Write out exactly the lines from the line that contains "Serialize everything readable" through the final line of the listing below, and no others.

____

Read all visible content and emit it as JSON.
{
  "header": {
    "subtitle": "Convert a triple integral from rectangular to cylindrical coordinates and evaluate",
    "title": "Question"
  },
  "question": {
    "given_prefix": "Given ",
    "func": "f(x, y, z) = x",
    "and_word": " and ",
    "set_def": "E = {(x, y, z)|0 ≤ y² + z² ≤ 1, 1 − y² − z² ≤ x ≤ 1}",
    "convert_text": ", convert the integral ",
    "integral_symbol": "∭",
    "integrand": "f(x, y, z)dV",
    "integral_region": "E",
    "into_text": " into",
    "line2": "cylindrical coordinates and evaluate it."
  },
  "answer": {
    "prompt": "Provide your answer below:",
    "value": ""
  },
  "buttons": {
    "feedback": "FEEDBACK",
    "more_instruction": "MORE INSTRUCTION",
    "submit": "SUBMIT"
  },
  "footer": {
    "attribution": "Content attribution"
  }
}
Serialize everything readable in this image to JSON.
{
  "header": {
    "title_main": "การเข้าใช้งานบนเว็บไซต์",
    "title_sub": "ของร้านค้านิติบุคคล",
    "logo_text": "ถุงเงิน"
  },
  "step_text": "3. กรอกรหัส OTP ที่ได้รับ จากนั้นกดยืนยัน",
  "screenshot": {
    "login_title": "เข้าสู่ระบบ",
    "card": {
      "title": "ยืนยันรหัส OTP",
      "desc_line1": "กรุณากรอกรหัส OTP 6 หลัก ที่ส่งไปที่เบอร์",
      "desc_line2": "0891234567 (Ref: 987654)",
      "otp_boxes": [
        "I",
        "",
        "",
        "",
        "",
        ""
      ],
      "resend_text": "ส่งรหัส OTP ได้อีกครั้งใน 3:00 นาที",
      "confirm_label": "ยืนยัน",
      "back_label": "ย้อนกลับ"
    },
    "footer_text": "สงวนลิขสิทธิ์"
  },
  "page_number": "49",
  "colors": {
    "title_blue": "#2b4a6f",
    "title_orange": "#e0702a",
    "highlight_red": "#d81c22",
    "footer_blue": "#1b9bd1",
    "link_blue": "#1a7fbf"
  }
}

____

TASK RESPONSE
Serialize everything readable in this image to JSON.
{
  "header": {
    "title_main": "การเข้าใช้งานบนเว็บไซต์",
    "title_sub": "ของร้านค้านิติบุคคล",
    "logo_text": "ถุงเงิน"
  },
  "step_text": "3. กรอกรหัส OTP ที่ได้รับ จากนั้นกดยืนยัน",
  "screenshot": {
    "login_title": "เข้าสู่ระบบ",
    "card": {
      "title": "ยืนยันรหัส OTP",
      "desc_line1": "กรุณากรอกรหัส OTP 6 หลัก ที่ส่งไปที่เบอร์",
      "desc_line2": "0891234567 (Ref: 987654)",
      "otp_boxes": [
        "I",
        "",
        "",
        "",
        "",
        ""
      ],
      "resend_text": "ส่งรหัส OTP ได้อีกครั้งใน 3:00 นาที",
      "confirm_label": "ยืนยัน",
      "back_label": "ย้อนกลับ"
    },
    "footer_text": "สงวนลิขสิทธิ์"
  },
  "page_number": "49",
  "colors": {
    "title_blue": "#2b4a6f",
    "title_orange": "#e0702a",
    "highlight_red": "#d81c22",
    "footer_blue": "#1b9bd1",
    "link_blue": "#1a7fbf"
  }
}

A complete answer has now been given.